Cryptic announced they would be setting up an Advisory Council made of players to be the liaison between the community and the developers, an idea that has seen some success when implemented in other games. Unfortunately Cryptic’s announcement has invited much criticism from the players, centered around how the choice of council members was made. It seems, according to Marcom Manager Ivan-Cryptic:
“The first batch of participants was a starting place decided upon by a social networking firm that works for our folks at Atari. They gauged interest, received responses, and settled on a decent place to start the effort.”
In EVE Online, the Council of Stellar Management is an entity made of five player representatives that are voted on by EVE players, and accountable to the community via a message board on the official website. Terms are limited to 6 months and the satisfaction with the program is high among the players.

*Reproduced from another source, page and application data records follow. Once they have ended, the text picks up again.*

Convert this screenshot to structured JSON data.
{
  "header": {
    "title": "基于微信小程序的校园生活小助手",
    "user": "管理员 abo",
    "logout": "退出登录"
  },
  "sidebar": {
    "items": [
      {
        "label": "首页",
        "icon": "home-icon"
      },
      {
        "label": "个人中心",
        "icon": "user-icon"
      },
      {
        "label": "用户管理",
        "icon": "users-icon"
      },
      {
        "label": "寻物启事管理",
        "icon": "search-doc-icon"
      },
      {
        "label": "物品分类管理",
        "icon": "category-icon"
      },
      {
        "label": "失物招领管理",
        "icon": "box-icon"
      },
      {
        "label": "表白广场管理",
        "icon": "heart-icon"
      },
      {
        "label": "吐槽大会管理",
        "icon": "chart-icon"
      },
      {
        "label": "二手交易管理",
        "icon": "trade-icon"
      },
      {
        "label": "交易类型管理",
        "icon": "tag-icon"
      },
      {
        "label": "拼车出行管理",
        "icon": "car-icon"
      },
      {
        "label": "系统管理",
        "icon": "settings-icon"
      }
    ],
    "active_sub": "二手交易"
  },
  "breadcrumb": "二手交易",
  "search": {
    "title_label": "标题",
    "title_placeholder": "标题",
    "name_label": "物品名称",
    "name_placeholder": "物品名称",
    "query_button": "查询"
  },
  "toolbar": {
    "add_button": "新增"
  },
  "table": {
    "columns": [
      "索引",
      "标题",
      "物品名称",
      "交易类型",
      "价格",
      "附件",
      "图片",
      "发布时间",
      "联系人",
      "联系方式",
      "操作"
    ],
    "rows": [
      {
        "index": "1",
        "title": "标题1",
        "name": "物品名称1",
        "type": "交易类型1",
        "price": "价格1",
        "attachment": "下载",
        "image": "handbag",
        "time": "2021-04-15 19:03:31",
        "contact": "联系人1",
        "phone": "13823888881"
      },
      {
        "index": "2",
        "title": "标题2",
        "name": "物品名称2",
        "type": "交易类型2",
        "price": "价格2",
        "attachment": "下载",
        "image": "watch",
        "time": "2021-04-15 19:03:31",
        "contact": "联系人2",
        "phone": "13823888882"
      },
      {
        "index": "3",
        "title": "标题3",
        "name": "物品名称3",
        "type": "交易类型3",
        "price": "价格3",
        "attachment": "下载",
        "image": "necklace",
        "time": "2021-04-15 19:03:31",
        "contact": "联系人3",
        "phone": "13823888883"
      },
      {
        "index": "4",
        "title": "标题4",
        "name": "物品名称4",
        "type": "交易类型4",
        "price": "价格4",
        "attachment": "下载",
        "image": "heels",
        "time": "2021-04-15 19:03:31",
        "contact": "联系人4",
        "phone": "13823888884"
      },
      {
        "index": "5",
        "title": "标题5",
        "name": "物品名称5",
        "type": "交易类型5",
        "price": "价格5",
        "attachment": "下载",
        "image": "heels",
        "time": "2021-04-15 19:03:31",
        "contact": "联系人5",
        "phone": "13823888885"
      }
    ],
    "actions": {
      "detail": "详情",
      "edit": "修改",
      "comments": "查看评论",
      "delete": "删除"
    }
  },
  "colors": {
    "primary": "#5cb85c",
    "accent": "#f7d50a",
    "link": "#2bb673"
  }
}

Cryptic decided to take another path, namely hiring a marketing/social networking firm to choose the Council. No regulations were announced about how long these people would be speaking for the community and no mention of any procedures put in place to see that they’re accurately representing the views of those in the playing community. It’s bad form and inviting trouble when you try to place a set of players over any others and that’s exactly what’s happening now.
What bothers me most though is that Cryptic seems to be less interested in what current players have to say and more in what will bring other people from the larger Star Trek community into the game. It’s a short sighted way to think and doesn’t really show concern for retaining their current population. Here’s another quote from Ivan-Cryptic later in the thread:
“… maybe we could find a better way of approaching them. Like, maybe we could speak with people who run Star Trek conventions, other Star Trek fan clubs, Star Trek exhibitions, etc. Maybe we’re already doing exactly that.”
Are those the people you need to talk to about changes you’re going to make to your game? I normally don’t listen when people are hysterical about things but the claims of the council in Star Trek Online being just a “PR stunt” ring a little truer given statements like that.
What do you think about the marketing of Star Trek Online, is it neglecting the players who are currently playing at the expense of trying to bring in more? And how do you think this relates to Bioware saying recently that the upcoming Star Wars: TOR MMO must reach 1 million subscribers to break even on production costs? Would love to hear what you have to say.